* [WORK INSTRUCTIONS]: Search the listing for the word "text" and copy every line where it turns up.
============
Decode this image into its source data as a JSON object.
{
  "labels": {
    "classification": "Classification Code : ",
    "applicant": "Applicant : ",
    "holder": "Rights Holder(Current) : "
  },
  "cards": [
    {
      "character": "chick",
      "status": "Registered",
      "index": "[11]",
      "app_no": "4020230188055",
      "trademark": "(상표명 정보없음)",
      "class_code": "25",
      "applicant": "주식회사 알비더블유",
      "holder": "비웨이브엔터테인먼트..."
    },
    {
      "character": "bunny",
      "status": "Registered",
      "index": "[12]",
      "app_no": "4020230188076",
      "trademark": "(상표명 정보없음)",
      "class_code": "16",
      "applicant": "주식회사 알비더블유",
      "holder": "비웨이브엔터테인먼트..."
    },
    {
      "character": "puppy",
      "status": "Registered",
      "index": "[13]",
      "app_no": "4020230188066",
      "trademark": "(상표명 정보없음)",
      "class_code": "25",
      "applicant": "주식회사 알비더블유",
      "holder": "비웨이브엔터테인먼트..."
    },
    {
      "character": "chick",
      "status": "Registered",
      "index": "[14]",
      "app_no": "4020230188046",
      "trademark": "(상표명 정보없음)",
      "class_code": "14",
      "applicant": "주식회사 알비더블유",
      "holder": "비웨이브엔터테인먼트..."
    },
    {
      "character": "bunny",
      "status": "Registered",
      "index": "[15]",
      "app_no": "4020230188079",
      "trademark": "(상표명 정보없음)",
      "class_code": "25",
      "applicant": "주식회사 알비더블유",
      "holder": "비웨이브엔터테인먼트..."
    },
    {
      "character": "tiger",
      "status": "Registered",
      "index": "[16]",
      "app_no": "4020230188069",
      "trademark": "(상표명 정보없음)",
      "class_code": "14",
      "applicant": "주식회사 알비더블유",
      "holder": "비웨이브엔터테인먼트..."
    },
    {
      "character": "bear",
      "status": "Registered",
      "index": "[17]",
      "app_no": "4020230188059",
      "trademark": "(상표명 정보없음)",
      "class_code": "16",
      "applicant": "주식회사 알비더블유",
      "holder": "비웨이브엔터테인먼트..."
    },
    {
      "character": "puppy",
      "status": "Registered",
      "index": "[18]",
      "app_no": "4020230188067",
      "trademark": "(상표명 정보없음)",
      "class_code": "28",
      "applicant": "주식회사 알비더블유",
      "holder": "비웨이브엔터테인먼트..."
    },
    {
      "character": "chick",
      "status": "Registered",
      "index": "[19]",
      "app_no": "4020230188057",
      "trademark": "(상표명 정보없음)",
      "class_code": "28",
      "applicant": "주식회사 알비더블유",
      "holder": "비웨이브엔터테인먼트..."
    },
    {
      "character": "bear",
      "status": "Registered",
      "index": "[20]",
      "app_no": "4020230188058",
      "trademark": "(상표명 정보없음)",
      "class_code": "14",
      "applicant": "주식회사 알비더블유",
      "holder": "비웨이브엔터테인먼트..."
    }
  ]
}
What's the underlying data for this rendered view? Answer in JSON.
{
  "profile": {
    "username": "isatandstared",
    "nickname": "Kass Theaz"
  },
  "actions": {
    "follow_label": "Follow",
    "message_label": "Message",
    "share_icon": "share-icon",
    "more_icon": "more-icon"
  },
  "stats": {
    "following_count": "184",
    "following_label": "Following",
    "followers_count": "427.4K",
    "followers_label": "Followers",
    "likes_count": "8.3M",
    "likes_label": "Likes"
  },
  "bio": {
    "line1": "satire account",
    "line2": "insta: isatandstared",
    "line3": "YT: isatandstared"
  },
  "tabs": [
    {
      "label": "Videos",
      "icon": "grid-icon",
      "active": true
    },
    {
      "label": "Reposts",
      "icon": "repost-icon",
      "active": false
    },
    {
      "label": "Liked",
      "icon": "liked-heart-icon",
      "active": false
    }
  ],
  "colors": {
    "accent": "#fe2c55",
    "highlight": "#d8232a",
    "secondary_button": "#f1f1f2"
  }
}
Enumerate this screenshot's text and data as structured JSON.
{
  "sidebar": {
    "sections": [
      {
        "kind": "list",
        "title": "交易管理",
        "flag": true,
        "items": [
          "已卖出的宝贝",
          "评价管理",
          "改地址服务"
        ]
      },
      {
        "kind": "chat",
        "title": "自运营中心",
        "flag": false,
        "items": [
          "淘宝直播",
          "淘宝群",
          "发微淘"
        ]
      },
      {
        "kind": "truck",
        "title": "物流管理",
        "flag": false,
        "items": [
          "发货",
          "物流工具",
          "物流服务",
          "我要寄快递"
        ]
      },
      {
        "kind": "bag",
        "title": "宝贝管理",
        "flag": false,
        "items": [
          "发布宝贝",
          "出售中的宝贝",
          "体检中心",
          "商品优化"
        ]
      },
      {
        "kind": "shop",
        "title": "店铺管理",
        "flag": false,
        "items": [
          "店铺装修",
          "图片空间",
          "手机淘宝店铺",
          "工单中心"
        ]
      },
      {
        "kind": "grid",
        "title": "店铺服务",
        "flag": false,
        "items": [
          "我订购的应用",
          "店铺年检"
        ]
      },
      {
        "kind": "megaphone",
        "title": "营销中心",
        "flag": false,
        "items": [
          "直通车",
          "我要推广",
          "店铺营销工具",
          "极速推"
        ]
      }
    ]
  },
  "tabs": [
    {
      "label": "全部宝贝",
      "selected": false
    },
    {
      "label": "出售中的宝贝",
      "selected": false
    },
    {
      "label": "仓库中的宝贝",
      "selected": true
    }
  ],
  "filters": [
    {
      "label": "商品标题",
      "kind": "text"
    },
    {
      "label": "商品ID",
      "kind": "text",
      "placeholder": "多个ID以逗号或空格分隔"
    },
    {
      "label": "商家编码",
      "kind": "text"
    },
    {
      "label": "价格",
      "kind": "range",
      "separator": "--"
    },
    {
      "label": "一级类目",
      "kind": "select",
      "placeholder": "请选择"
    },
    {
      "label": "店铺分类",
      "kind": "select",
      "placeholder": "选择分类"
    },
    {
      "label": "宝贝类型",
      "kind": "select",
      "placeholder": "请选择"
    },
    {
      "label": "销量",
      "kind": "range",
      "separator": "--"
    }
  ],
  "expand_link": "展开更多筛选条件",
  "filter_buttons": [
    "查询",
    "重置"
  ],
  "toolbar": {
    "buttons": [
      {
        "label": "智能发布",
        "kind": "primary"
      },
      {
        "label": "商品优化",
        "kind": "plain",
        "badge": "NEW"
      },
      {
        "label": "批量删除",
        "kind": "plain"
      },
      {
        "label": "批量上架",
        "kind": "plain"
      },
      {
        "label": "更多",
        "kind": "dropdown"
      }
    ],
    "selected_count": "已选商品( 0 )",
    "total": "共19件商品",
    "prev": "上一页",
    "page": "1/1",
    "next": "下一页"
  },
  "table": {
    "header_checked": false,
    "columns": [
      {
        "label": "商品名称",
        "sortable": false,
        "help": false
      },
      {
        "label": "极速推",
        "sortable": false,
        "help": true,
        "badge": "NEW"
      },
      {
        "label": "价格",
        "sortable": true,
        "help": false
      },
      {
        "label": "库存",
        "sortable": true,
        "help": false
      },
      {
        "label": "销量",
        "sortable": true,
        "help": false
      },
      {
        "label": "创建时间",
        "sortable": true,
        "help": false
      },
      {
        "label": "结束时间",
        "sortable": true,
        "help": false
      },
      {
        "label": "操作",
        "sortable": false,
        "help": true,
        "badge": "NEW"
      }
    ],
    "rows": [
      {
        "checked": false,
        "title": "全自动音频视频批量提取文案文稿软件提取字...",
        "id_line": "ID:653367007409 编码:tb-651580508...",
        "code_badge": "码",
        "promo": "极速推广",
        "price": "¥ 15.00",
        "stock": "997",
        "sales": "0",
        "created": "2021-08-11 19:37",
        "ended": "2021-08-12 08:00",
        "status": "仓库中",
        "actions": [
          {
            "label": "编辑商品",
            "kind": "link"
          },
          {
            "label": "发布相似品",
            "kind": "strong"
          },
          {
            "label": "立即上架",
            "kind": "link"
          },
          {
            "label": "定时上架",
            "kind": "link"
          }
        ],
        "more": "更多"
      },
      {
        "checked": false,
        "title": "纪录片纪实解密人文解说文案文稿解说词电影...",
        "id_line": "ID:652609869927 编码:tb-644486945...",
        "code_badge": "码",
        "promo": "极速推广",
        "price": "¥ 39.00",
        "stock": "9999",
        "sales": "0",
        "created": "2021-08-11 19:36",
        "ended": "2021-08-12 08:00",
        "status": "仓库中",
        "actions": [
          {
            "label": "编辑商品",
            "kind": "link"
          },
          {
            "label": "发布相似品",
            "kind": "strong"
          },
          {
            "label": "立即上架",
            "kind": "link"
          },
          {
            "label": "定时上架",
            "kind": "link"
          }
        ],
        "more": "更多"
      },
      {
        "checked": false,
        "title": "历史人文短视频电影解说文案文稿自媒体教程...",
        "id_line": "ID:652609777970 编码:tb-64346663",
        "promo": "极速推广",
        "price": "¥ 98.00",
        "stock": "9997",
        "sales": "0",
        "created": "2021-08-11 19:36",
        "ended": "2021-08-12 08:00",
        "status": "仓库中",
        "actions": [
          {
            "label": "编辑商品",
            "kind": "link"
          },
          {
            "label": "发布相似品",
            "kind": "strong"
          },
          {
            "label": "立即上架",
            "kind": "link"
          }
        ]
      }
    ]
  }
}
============
* [EXPECTED ANSWER]:
Enumerate this screenshot's text and data as structured JSON.
      "kind": "text"
      "kind": "text",
      "kind": "text"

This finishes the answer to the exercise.